In a recent report, Microsoft security experts said the perpetrators, tracked as DEV-0530, started developing and deploying their payloads in June last year. The malicious group uses the same name (i.e., H0lyGh0st) for ransomware payloads in its campaigns and has compromised several small businesses in various countries since September 2021.
DEV-0530’s first malicious payload, BLTC_C.exe, was classified as SiennaPurple, despite its lack of complexity compared to other variants in the same ransomware family. More powerful derivatives of the malware were released later, between October 2021 and May 2022, and were based on the Go programming language.
MSTIC classified all of H0lyGh0st’s variants, including BLTC.exe, HolyRS.exe and HolyLocker.exe, as SiennaBlue, as they all shared the “same core Go functions.”

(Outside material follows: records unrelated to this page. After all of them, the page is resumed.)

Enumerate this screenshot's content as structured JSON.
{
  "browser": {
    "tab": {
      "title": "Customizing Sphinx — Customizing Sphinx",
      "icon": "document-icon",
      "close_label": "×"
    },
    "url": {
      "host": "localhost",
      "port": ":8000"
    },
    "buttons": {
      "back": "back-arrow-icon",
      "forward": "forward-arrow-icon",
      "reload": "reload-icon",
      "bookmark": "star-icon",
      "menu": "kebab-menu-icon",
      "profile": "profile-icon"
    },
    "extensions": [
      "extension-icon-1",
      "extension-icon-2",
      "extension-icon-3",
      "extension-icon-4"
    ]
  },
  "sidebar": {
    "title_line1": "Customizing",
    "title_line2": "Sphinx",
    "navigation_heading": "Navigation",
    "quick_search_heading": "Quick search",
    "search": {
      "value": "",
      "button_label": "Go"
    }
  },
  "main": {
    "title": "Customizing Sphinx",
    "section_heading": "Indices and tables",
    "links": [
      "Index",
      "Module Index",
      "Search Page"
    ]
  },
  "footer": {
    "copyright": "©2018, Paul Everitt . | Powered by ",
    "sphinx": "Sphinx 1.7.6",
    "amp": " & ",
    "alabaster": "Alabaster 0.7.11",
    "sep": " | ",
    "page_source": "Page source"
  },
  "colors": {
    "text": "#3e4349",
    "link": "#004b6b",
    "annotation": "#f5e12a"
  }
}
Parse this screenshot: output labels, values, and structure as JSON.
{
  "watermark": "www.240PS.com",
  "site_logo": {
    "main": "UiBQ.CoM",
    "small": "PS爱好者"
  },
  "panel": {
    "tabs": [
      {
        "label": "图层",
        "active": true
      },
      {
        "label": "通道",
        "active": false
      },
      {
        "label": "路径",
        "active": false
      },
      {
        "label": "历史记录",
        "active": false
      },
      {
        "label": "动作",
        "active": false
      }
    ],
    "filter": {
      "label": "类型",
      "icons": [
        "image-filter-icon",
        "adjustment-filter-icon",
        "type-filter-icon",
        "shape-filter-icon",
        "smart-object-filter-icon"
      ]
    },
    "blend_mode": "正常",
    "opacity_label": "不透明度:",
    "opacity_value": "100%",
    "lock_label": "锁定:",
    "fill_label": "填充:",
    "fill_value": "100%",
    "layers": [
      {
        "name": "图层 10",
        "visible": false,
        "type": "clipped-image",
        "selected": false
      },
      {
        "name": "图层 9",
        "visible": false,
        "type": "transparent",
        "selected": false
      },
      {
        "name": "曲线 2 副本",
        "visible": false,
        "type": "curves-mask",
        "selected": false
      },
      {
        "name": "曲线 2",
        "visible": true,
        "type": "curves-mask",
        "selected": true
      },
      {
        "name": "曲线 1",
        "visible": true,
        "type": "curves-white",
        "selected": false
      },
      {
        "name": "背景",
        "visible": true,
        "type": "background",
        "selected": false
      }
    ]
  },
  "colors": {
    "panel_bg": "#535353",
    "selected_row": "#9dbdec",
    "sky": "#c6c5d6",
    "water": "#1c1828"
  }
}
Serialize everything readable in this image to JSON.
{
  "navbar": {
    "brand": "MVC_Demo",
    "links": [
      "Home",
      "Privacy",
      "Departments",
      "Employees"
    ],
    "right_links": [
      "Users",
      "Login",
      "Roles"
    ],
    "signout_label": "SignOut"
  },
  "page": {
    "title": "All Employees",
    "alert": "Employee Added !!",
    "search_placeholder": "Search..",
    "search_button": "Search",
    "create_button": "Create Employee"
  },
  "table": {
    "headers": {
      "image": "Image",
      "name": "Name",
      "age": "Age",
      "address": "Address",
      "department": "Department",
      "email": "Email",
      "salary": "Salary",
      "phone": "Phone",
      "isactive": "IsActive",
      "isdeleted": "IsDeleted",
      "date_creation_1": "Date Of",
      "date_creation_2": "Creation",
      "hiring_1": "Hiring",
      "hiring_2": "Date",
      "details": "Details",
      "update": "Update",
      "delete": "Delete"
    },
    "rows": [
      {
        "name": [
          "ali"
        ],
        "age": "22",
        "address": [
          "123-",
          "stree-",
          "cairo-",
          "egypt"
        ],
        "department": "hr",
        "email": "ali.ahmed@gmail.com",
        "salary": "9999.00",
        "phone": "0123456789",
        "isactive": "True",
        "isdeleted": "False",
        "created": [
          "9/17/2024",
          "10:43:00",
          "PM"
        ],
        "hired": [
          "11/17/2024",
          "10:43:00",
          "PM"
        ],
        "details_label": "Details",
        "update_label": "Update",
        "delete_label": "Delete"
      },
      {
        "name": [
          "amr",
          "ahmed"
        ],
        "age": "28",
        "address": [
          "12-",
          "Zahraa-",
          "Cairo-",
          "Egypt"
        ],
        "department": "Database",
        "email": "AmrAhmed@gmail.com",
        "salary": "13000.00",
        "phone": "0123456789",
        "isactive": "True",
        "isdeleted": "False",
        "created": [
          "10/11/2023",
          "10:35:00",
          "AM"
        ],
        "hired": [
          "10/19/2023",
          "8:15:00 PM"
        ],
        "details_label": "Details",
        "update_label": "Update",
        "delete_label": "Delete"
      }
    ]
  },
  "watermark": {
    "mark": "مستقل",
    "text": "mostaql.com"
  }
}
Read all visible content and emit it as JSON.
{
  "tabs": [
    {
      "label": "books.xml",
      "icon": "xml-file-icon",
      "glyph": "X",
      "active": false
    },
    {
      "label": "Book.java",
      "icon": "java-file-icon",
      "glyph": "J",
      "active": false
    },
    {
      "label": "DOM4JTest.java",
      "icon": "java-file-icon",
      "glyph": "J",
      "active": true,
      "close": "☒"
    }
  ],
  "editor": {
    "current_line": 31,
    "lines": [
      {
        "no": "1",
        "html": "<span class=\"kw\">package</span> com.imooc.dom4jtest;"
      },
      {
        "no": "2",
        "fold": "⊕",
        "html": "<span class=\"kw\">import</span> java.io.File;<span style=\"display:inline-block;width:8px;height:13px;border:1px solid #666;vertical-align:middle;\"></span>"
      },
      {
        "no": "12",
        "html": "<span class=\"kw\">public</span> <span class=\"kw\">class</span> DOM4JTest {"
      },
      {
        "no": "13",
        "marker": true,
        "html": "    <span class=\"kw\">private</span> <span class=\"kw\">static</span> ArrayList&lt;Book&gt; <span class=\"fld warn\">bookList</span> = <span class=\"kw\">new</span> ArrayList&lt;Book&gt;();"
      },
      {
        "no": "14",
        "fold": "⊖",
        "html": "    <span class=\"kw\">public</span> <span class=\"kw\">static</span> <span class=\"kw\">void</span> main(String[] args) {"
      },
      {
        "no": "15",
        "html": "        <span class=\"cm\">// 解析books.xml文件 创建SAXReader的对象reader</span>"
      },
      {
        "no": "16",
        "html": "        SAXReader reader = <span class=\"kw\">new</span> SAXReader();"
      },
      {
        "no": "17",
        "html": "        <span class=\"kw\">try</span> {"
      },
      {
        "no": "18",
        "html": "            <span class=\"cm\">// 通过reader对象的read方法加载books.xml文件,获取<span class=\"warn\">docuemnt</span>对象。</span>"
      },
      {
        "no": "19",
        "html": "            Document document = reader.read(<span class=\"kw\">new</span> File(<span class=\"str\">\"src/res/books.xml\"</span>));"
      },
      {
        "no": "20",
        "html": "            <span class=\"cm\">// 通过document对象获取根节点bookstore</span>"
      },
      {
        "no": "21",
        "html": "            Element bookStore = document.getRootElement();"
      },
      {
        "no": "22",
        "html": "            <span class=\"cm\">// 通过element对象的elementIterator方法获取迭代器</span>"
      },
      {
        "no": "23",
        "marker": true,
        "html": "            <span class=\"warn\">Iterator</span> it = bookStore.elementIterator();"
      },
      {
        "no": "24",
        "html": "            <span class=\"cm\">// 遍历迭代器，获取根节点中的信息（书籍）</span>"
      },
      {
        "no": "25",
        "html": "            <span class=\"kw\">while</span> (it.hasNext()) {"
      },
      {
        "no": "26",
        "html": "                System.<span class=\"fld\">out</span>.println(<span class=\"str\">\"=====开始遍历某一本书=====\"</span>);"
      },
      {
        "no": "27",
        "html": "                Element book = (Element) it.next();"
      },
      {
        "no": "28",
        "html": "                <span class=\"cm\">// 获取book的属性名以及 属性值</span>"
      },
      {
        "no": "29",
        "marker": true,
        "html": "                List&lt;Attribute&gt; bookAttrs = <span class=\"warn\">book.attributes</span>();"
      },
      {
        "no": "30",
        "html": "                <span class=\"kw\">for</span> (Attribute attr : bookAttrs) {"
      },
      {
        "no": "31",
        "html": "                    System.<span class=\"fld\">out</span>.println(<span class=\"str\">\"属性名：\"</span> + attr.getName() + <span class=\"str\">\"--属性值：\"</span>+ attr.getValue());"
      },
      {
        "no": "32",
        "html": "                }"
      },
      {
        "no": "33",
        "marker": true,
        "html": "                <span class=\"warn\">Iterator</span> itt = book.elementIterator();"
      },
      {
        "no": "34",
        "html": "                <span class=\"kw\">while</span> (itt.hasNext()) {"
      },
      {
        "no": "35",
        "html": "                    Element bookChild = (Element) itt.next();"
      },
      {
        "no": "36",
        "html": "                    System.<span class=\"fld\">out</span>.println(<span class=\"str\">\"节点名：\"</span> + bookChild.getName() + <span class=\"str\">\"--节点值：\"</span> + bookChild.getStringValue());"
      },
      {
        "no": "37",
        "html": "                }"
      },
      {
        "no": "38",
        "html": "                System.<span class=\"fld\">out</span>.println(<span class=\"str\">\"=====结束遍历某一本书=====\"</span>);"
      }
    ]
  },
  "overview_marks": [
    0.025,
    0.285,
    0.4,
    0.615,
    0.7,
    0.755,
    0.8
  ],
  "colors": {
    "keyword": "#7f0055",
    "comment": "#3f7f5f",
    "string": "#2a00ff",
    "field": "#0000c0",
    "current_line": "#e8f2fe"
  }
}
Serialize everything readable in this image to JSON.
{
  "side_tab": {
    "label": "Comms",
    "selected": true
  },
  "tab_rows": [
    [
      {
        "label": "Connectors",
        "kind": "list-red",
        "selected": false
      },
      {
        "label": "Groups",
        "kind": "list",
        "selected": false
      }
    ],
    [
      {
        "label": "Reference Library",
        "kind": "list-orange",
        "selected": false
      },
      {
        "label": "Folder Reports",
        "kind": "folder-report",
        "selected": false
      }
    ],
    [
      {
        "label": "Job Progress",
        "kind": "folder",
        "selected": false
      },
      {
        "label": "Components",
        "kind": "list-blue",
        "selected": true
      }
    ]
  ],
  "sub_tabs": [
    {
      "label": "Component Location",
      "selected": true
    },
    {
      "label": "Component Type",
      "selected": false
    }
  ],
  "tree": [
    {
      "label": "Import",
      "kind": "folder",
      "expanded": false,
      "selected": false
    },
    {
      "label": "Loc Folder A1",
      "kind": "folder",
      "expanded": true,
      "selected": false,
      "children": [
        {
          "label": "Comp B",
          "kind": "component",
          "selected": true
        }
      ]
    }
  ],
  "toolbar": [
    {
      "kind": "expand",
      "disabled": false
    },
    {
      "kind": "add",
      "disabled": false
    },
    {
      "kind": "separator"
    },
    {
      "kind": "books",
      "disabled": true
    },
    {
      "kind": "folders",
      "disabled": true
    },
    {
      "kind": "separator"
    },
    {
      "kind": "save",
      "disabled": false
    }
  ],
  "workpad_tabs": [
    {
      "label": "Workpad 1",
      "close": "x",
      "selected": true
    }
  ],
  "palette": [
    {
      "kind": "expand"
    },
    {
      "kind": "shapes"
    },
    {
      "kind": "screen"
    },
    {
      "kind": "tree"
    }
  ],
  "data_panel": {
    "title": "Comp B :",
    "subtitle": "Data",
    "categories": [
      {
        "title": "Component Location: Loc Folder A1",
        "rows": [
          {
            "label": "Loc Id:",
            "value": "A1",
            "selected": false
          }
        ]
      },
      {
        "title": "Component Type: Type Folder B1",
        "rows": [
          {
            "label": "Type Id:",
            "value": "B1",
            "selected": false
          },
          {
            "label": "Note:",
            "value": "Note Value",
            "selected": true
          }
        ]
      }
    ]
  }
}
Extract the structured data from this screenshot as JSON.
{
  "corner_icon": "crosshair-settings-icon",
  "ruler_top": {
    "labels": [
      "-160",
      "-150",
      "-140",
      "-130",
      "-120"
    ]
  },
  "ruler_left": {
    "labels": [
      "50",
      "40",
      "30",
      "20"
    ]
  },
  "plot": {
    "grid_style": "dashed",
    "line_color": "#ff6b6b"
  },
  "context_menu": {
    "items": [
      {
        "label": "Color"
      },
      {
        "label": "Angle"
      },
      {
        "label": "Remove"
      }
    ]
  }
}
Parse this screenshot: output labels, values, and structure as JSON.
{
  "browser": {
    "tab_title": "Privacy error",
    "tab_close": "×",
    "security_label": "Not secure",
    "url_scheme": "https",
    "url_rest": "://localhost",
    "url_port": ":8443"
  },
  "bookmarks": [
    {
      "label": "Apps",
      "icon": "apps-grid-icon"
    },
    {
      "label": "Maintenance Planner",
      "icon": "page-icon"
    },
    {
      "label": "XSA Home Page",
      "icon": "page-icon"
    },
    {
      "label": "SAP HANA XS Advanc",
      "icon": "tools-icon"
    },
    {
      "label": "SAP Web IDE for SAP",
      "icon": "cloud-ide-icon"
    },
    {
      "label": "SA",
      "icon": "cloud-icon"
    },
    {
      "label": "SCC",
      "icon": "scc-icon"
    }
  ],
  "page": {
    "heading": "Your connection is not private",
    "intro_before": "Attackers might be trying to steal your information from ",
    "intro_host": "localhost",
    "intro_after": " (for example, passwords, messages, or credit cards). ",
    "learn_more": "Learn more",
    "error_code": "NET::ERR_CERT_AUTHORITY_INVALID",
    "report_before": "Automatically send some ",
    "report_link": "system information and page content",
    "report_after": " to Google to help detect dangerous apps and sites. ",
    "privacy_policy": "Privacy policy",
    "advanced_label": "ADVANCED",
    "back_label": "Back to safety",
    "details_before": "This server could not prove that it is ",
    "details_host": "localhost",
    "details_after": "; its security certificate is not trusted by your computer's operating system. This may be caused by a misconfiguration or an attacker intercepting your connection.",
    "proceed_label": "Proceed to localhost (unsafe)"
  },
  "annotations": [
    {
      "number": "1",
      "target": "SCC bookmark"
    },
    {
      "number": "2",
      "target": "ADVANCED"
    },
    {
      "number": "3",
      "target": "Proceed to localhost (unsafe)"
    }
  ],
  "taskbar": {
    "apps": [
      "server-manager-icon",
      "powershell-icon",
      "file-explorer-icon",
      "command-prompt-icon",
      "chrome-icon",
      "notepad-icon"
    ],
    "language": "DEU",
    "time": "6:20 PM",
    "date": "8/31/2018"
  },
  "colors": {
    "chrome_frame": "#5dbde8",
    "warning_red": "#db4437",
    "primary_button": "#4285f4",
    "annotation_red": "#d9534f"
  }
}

Upon further analysis of the malware’s Go functions, researchers discovered that its functionality has broadened to include advanced features, such as:
- Internet and Intranet support
- String obfuscation to prevent reverse-engineering
- Public key management
- Multiple encryption options
- Scheduled task management
- Self-deletion to erase traces
- Avoiding detection from security software solutions
H0lyGh0st mainly targeted small businesses such as schools, banks, event and meeting planning companies, and manufacturers.
“The victimology indicates that these victims are most likely targets of opportunity,” says Microsoft’s security advisory. “MSTIC suspects that DEV-0530 might have exploited vulnerabilities such as CVE-2022-26352 (DotCMS remote code execution vulnerability) on public-facing web applications and content management systems to gain initial access into target networks. The SiennaBlue malware variants were then dropped and executed. To date, MSTIC has not observed DEV-0530 using any 0-day exploits in their attacks.”
MSTIC believes the North Korean government does not control the H0lyGh0st ransomware operation. However, researchers believe the two cybercrime groups have ties, based on communications between H0lyGh0st and Andariel (part of the North Korean-backed Lazarus Group).
“MSTIC has also observed both groups operating from the same infrastructure set, and even using custom malware controllers with similar names,” the advisory said.